) -- BP announced concurrent with its earnings that Tony Hayward was leaving the CEO post, effective Oct. 1. Will Hayward's departure be enough to placate public outcry over his mismanagement of the oil spill, or will Hayward's golden parachute severance package become the next target of BP wrath from the U.S. public and politicians?
Hayward is receiving a severance payment roughly equal to one year's salary, as high as $1.6 million -- and annual pension payments totalling $1 million per year. The
, taking a stab at the overall financial parachute, reported that Hayward would received $18 million. Hayward also holds millions of BP shares in a long-term incentive plan.
As news broke on Hayward's departure and the financial terms of his stepping down as BP CEO, the political backlash was immediate, and not surprising.
Rep. Edward J. Markey (D-Mass.), Congressional thorn-in-the-side of BP, demanded that BP not provide a golden parachute to Hayward until it had paid all of the costs resulting from the company's spill. BP has not yet fully funded the $20 billion escrow account set up to compensate Gulf of Mexico victims from the spill.

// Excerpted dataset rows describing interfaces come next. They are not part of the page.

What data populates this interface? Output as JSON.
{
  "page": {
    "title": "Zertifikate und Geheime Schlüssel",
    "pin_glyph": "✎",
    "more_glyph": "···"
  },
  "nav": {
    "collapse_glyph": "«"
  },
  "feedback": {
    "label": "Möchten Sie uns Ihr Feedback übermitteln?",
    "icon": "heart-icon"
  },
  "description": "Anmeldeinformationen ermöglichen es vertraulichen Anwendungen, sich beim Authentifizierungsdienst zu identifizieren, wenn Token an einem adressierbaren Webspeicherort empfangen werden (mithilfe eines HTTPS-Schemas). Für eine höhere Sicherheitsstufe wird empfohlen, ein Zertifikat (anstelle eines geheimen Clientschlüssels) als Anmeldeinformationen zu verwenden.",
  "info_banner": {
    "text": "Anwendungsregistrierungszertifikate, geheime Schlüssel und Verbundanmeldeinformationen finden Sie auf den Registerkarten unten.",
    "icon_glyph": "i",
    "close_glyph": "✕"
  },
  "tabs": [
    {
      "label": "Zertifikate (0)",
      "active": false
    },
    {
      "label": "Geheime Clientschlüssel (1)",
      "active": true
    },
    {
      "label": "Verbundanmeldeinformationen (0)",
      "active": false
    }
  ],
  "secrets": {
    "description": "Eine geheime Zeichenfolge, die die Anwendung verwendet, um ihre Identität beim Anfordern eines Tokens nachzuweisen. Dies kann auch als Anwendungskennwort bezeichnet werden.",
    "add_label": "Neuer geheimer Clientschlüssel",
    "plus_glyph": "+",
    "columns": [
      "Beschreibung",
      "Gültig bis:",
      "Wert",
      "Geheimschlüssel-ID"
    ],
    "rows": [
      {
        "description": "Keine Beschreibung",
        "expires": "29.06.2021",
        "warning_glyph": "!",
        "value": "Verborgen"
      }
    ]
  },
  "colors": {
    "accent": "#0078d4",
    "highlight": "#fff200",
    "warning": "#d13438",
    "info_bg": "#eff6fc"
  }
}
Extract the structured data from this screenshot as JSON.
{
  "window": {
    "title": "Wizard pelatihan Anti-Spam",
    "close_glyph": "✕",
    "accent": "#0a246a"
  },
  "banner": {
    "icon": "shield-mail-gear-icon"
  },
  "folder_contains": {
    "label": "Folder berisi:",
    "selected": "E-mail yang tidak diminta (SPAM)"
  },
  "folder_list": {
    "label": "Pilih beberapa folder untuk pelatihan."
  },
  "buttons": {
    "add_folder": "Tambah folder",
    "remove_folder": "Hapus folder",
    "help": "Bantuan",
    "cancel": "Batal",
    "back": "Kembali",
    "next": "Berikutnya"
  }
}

"At a time when BP should be devoting every possible resource to ending the spill, cleaning up the Gulf and fully compensating the residents who have had their livelihoods impacted, I find it extremely troubling that BP's board would consider providing such a large severance package to Mr. Hayward," Rep. Markey wrote to Carl-Henric Svanberg, Chairman of BP, on Monday afternoon. "BP should be dedicating its resources to compensating the residents of the Gulf Coast who are the victims of this tragedy, not handing out multi-million dollar golden parachutes."
If Hayward's severance agreement with BP does become a political pawn of ongoing public anger at BP, it wouldn't be the first time that BP faces a decision about when "enough is enough" in ceding to U.S. government demands, especially when it has the law on its side.
When BP agreed to U.S. government demands that it suspend its $10.5 billion in annual dividend payments, and set up a $20 billion escrow fund to pay oil spill liabilities, some BP experts thought the oil company caved, as opposed to meeting the U.S. government demands half way.